She’s opening with a set of very early 20th-century art songs by Alban Berg, featuring soprano Tony Arnold. The middle piece is “Gumboots,” written for clarinet and string quartet by David Bruce, a contemporary British composer. “Gumboots” was commissioned for a 2008 Carnegie Hall performance featuring Todd Palmer on clarinet. Palmer has been Elowitch’s go-to clarinetist since the festival’s inception, and he’ll play the work in Portland this Saturday.
The concert (and 2017 season) will conclude with Antonin Dvorak’s Serenade for Strings, a lushly melodic 1875 work that remains a favorite with classical audiences. It will also involve 12 musicians – very large for a chamber ensemble.

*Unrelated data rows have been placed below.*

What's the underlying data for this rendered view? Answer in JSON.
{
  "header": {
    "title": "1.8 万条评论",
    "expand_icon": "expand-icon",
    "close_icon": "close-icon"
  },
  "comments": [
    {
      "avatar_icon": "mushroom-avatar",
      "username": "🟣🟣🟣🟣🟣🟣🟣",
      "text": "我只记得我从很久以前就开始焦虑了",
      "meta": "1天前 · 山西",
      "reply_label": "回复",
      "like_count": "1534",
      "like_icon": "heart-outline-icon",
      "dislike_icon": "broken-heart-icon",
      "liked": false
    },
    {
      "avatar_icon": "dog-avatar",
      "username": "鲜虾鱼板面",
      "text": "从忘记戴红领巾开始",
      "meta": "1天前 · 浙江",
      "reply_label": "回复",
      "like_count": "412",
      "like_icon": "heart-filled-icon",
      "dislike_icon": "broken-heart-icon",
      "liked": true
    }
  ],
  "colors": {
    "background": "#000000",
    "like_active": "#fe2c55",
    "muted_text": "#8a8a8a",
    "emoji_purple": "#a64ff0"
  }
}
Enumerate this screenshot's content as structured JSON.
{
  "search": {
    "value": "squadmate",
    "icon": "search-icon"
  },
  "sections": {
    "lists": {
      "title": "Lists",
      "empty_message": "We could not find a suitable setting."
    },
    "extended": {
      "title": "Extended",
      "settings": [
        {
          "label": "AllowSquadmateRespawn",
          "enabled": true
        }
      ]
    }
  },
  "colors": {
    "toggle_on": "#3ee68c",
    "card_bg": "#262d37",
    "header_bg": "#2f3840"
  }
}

“We think of each summer season as a celebration, and it’s fun to end the two weeks with a big piece that’s a party for the audience and for us,” Elowitch told me. “In this case, we’ve programmed the fantastic Dvorak Serenade for Strings –something we’ve never played at the festival in 24 seasons. There will be 12 of us performing the Dvorak, including four excellent local players joining us for the occasion. This includes two players from the DaPonte String Quartet, one from the Portland Piano Trio and another who recently retired from the New York Philharmonic and moved to Portland.”
This concert takes place at 7:30 p.m. Aug. 19 at the Abromson Community Education Center, 88 Bedford St., on the University of Southern Maine’s Portland campus. Call 800-320-0257 or visit PCMF.org.
“I’m just a saloon piano player,” insists Bob Milne, Sunday’s guest artist at The Temple at Ocean Park, the southernmost section of Old Orchard Beach.
Others are more effusive. When he recorded sessions of ragtime and boogie-woogie for the Library of Congress in 2004, he was described as “a national treasure.” The U.S. State Department has called on him to be a cultural ambassador for our country’s musical heritage.
Ragtime and boogie-woogie are Milne’s stock in trade, and he’s been touring and recording since the early 1990s. As America’s premier authority on ragtime performance, Milne conducts an annual Ragtime Retreat for musicians. He’s also a master storyteller, and performances are peppered with info about his art form and its traditions.
(Milne has also been involved in telling another great American tale, as composer and lyricist for “The Legend of Sleepy Hollow,” a full-length operatic adaptation of the famous Washington Irving short story of the same title.)
The Temple is one of Maine’s most interesting and historic performing spaces. A huge octagonal wooden edifice with a fully visible interior frame, The Temple has served the Ocean Park Association – an affiliate of the Chautauqua movement –every summer since 1881.
Catch Bob Milne at The Temple, 50 Temple Ave. in Old Orchard Beach, at 7:30 p.m. Aug. 20. Call 934-9068.
“Newsies,” a rousing Disney show set in New York more than 100 years ago, wraps up Maine State Music Theatre’s season in Brunswick. It runs through Aug. 26.